### Requirement:
Word for word, copy out the entries below, but not the pictures in them.

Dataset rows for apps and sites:
★ ★ ★ ★

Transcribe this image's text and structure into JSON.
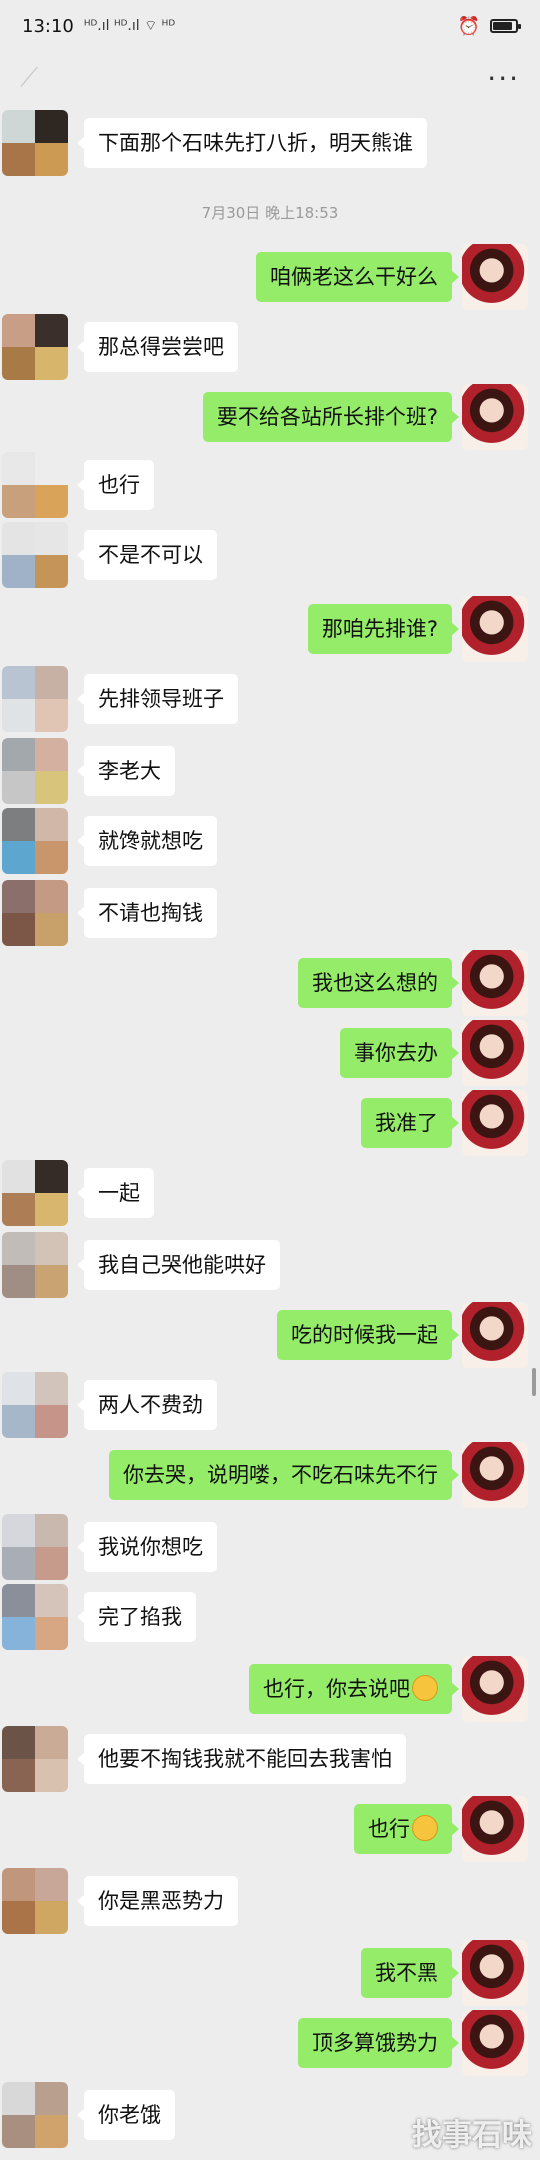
{
  "status_bar": {
    "time": "13:10",
    "signal_icons": "ᴴᴰ.ıl ᴴᴰ.ıl ⌔ ᴴᴰ",
    "alarm_icon": "alarm-icon",
    "battery_icon": "battery-icon",
    "battery_level": 0.85
  },
  "header": {
    "back_icon": "back-arrow-icon",
    "more_icon": "more-icon",
    "more_label": "···"
  },
  "timestamp": "7月30日 晚上18:53",
  "messages": [
    {
      "side": "left",
      "text": "下面那个石味先打八折，明天熊谁",
      "colors": [
        "#cfd6d6",
        "#2f2722",
        "#a87549",
        "#cd9a53"
      ]
    },
    {
      "side": "right",
      "text": "咱俩老这么干好么"
    },
    {
      "side": "left",
      "text": "那总得尝尝吧",
      "colors": [
        "#c89e86",
        "#3b2f2b",
        "#a87a45",
        "#d7b56a"
      ]
    },
    {
      "side": "right",
      "text": "要不给各站所长排个班?"
    },
    {
      "side": "left",
      "text": "也行",
      "colors": [
        "#e8e8e8",
        "#ededed",
        "#c9a07c",
        "#d9a35a"
      ]
    },
    {
      "side": "left",
      "text": "不是不可以",
      "colors": [
        "#e4e4e4",
        "#e6e6e6",
        "#9fb2c8",
        "#c59557"
      ]
    },
    {
      "side": "right",
      "text": "那咱先排谁?"
    },
    {
      "side": "left",
      "text": "先排领导班子",
      "colors": [
        "#b8c4d2",
        "#c7b1a4",
        "#dfe3e6",
        "#e0c5b4"
      ]
    },
    {
      "side": "left",
      "text": "李老大",
      "colors": [
        "#a3a8ad",
        "#d3b09f",
        "#c6c6c6",
        "#d8c47a"
      ]
    },
    {
      "side": "left",
      "text": "就馋就想吃",
      "colors": [
        "#7d7e80",
        "#d0b7a8",
        "#5ca6d0",
        "#c9966c"
      ]
    },
    {
      "side": "left",
      "text": "不请也掏钱",
      "colors": [
        "#8b6f6a",
        "#c49a84",
        "#7c5747",
        "#c8a069"
      ]
    },
    {
      "side": "right",
      "text": "我也这么想的"
    },
    {
      "side": "right",
      "text": "事你去办"
    },
    {
      "side": "right",
      "text": "我准了"
    },
    {
      "side": "left",
      "text": "一起",
      "colors": [
        "#e1e1e1",
        "#362c27",
        "#ad7d55",
        "#d8b66e"
      ]
    },
    {
      "side": "left",
      "text": "我自己哭他能哄好",
      "colors": [
        "#c2bcb8",
        "#d3c2b6",
        "#a08d84",
        "#caa373"
      ]
    },
    {
      "side": "right",
      "text": "吃的时候我一起"
    },
    {
      "side": "left",
      "text": "两人不费劲",
      "colors": [
        "#dfe2e6",
        "#d2c3bb",
        "#a6b7c9",
        "#c79489"
      ]
    },
    {
      "side": "right",
      "text": "你去哭，说明喽，不吃石味先不行"
    },
    {
      "side": "left",
      "text": "我说你想吃",
      "colors": [
        "#d5d7dc",
        "#c9b8ae",
        "#a9aeb6",
        "#c79b8c"
      ]
    },
    {
      "side": "left",
      "text": "完了掐我",
      "colors": [
        "#8a8f99",
        "#d5c4ba",
        "#86b3d9",
        "#d7a783"
      ]
    },
    {
      "side": "right",
      "text": "也行，你去说吧",
      "emoji": "grin-emoji"
    },
    {
      "side": "left",
      "text": "他要不掏钱我就不能回去我害怕",
      "colors": [
        "#6b5347",
        "#c9ab96",
        "#8a6453",
        "#d9c1b0"
      ]
    },
    {
      "side": "right",
      "text": "也行",
      "emoji": "smirk-emoji"
    },
    {
      "side": "left",
      "text": "你是黑恶势力",
      "colors": [
        "#c0977c",
        "#c8a698",
        "#aa7448",
        "#cfa763"
      ]
    },
    {
      "side": "right",
      "text": "我不黑"
    },
    {
      "side": "right",
      "text": "顶多算饿势力"
    },
    {
      "side": "left",
      "text": "你老饿",
      "colors": [
        "#d8d8d8",
        "#b9a08e",
        "#a88f80",
        "#cfa36b"
      ]
    }
  ],
  "watermark": "找事石味"
}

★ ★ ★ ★

### Task result:
Transcribe this image's text and structure into JSON.
{
  "status_bar": {
    "time": "13:10",
    "signal_icons": "ᴴᴰ.ıl ᴴᴰ.ıl ⌔ ᴴᴰ",
    "alarm_icon": "alarm-icon",
    "battery_icon": "battery-icon",
    "battery_level": 0.85
  },
  "header": {
    "back_icon": "back-arrow-icon",
    "more_icon": "more-icon",
    "more_label": "···"
  },
  "timestamp": "7月30日 晚上18:53",
  "messages": [
    {
      "side": "left",
      "text": "下面那个石味先打八折，明天熊谁",
      "colors": [
        "#cfd6d6",
        "#2f2722",
        "#a87549",
        "#cd9a53"
      ]
    },
    {
      "side": "right",
      "text": "咱俩老这么干好么"
    },
    {
      "side": "left",
      "text": "那总得尝尝吧",
      "colors": [
        "#c89e86",
        "#3b2f2b",
        "#a87a45",
        "#d7b56a"
      ]
    },
    {
      "side": "right",
      "text": "要不给各站所长排个班?"
    },
    {
      "side": "left",
      "text": "也行",
      "colors": [
        "#e8e8e8",
        "#ededed",
        "#c9a07c",
        "#d9a35a"
      ]
    },
    {
      "side": "left",
      "text": "不是不可以",
      "colors": [
        "#e4e4e4",
        "#e6e6e6",
        "#9fb2c8",
        "#c59557"
      ]
    },
    {
      "side": "right",
      "text": "那咱先排谁?"
    },
    {
      "side": "left",
      "text": "先排领导班子",
      "colors": [
        "#b8c4d2",
        "#c7b1a4",
        "#dfe3e6",
        "#e0c5b4"
      ]
    },
    {
      "side": "left",
      "text": "李老大",
      "colors": [
        "#a3a8ad",
        "#d3b09f",
        "#c6c6c6",
        "#d8c47a"
      ]
    },
    {
      "side": "left",
      "text": "就馋就想吃",
      "colors": [
        "#7d7e80",
        "#d0b7a8",
        "#5ca6d0",
        "#c9966c"
      ]
    },
    {
      "side": "left",
      "text": "不请也掏钱",
      "colors": [
        "#8b6f6a",
        "#c49a84",
        "#7c5747",
        "#c8a069"
      ]
    },
    {
      "side": "right",
      "text": "我也这么想的"
    },
    {
      "side": "right",
      "text": "事你去办"
    },
    {
      "side": "right",
      "text": "我准了"
    },
    {
      "side": "left",
      "text": "一起",
      "colors": [
        "#e1e1e1",
        "#362c27",
        "#ad7d55",
        "#d8b66e"
      ]
    },
    {
      "side": "left",
      "text": "我自己哭他能哄好",
      "colors": [
        "#c2bcb8",
        "#d3c2b6",
        "#a08d84",
        "#caa373"
      ]
    },
    {
      "side": "right",
      "text": "吃的时候我一起"
    },
    {
      "side": "left",
      "text": "两人不费劲",
      "colors": [
        "#dfe2e6",
        "#d2c3bb",
        "#a6b7c9",
        "#c79489"
      ]
    },
    {
      "side": "right",
      "text": "你去哭，说明喽，不吃石味先不行"
    },
    {
      "side": "left",
      "text": "我说你想吃",
      "colors": [
        "#d5d7dc",
        "#c9b8ae",
        "#a9aeb6",
        "#c79b8c"
      ]
    },
    {
      "side": "left",
      "text": "完了掐我",
      "colors": [
        "#8a8f99",
        "#d5c4ba",
        "#86b3d9",
        "#d7a783"
      ]
    },
    {
      "side": "right",
      "text": "也行，你去说吧",
      "emoji": "grin-emoji"
    },
    {
      "side": "left",
      "text": "他要不掏钱我就不能回去我害怕",
      "colors": [
        "#6b5347",
        "#c9ab96",
        "#8a6453",
        "#d9c1b0"
      ]
    },
    {
      "side": "right",
      "text": "也行",
      "emoji": "smirk-emoji"
    },
    {
      "side": "left",
      "text": "你是黑恶势力",
      "colors": [
        "#c0977c",
        "#c8a698",
        "#aa7448",
        "#cfa763"
      ]
    },
    {
      "side": "right",
      "text": "我不黑"
    },
    {
      "side": "right",
      "text": "顶多算饿势力"
    },
    {
      "side": "left",
      "text": "你老饿",
      "colors": [
        "#d8d8d8",
        "#b9a08e",
        "#a88f80",
        "#cfa36b"
      ]
    }
  ],
  "watermark": "找事石味"
}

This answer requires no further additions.